By DAVID LISCIO
Nautical historians will tell you Swampscott is best known as the New England town where the fishing dory and the lobster pot were invented.
But over the past half century, while fish stocks dwindled, the town’s interest in recreational sailing continued to grow.On June 23, the town celebrated the 50th anniversary of its sailing program, which today is run by the Recreation Department, supported by the Friends of Swampscott Sailing, and includes a close association with Swampscott High School’s Big Blue Sailing Team.
Big Blue sailors train at Marblehead’s Pleon Yacht Club because the facility isn’t affected by the tide, unlike the Swampscott Yacht Club headquartered in the historic Fish House on Fisherman’s Beach.
According to Recreation Department Director Danielle Strauss, several Big Blue sailors have gone on to sail for Tufts University and Roger Williams University. “We live on the water, so my motto is: Give your kids the gift of sailing,” she said.
The anniversary party on the town’s waterfront served as a reunion celebration for those who learned to sail in Swampscott. The crowd included those who served as directors and instructors during the program’s early days.
The late David Shepherd was the program’s first instructor. Former student Christopher Callahan recalled him fondly. “The Swampscott Sailing Program was, and indirectly is, still a big part of my life. I was in the first sailing class in 1967 with Director David Shepherd. We had two, and sometimes three students in the old Optimist prams – usually sitting in a few inches of water.
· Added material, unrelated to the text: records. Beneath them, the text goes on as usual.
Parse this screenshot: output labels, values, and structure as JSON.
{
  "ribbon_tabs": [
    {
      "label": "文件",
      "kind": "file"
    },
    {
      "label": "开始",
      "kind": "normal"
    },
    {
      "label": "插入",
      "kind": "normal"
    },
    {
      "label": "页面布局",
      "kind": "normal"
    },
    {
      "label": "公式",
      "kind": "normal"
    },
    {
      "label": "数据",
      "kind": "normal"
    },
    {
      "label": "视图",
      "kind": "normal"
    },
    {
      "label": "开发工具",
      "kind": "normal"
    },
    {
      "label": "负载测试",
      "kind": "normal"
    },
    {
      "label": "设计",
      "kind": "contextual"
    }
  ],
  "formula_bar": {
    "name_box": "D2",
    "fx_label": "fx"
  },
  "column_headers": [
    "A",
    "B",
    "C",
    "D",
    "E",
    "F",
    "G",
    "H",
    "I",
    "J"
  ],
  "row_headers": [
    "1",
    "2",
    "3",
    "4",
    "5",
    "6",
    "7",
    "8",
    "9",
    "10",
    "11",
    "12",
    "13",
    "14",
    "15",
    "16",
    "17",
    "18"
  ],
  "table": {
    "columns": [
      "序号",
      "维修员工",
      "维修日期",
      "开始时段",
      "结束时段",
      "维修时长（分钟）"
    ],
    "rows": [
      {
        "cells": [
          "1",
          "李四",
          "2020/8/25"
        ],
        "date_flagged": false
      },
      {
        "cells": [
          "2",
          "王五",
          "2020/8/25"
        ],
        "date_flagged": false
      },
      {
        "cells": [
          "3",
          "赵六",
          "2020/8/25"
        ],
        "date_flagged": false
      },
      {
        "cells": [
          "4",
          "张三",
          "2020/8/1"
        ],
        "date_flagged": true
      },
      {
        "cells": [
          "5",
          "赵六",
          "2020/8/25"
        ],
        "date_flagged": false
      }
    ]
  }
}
It was my introduction to sailing and boats – standing in the tippy boat to rig the spritsail, rainy days poring over the fascinating nautical charts in the attic of the old Fish House surrounded by ancient fishing gear.”
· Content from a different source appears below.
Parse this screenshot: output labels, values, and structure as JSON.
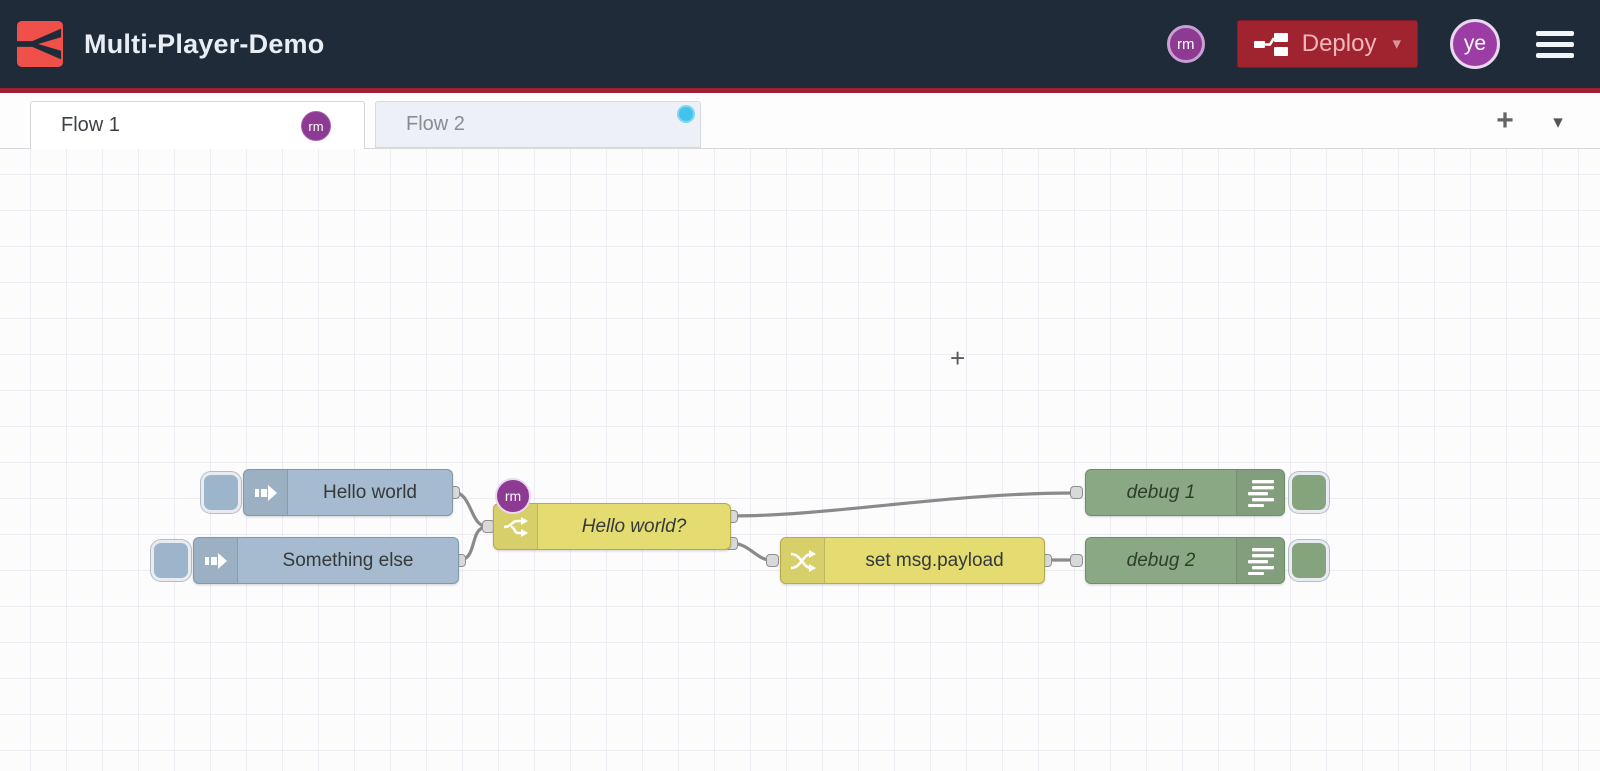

Callahan, who later crewed aboard the tall ship Pride of Baltimore, chuckled at one particular memory. “We were sailing in the harbor when a sudden fog rolled in. Slipping the attention of the director, we sailed as fast as we could toward where we hoped Egg Rock would be. When the fog lifted, he chased us down in the Boston Whaler and he was not happy, but I was bitten by the bug of a sea adventure.”
Win Quayle was director in 1974-75. Callahan was assistant and took over as director in 1976-77, along with assistants Sally McIntosh, Robin Louges and Eileen Kain.
“Sally was a student, then intern, then assistant director and jack of all trades,” he said, describing McIntosh as the face and spirit of Swampscott sailing from 1970 to 1980. “The program would not have been the same without her dedication.”
Through the years, students have learned to sail a variety of boats – prams, Widgeons, Americans, 420s, Optimists, and occasionally larger sloops.
Steve Eckman, founder of the Friends group, recently reached out to David Shepherd’s twin brother, Edward, to hear a few sailing stories. He learned that David Shepherd was a history buff and named boats in the inaugural pram fleet after British Navy ships that fought in the Battle of Trafalgar. A creative instructor, Shepherd also taught 17th-century battle tactics, barking commands at students to help hone their skills.
Former student Nancy (Olson) Tamez was awarded the Francis J. Cassidy Trophy in 1970 for best overall sailor in a ceremony on Fisherman’s Beach. “Undoubtedly my fondest memory,” she said. “What a fun time.”
These days, the sailing program offers summer classes to beginners, intermediates and racers between ages 8 and 16. Adult classes are held in the evening.
The sailing program celebration dovetailed with the town’s annual Harbor Festival and was highlighted by the premiere showing of a documentary about the program, created by Swampscott High School students who are planning a sequel.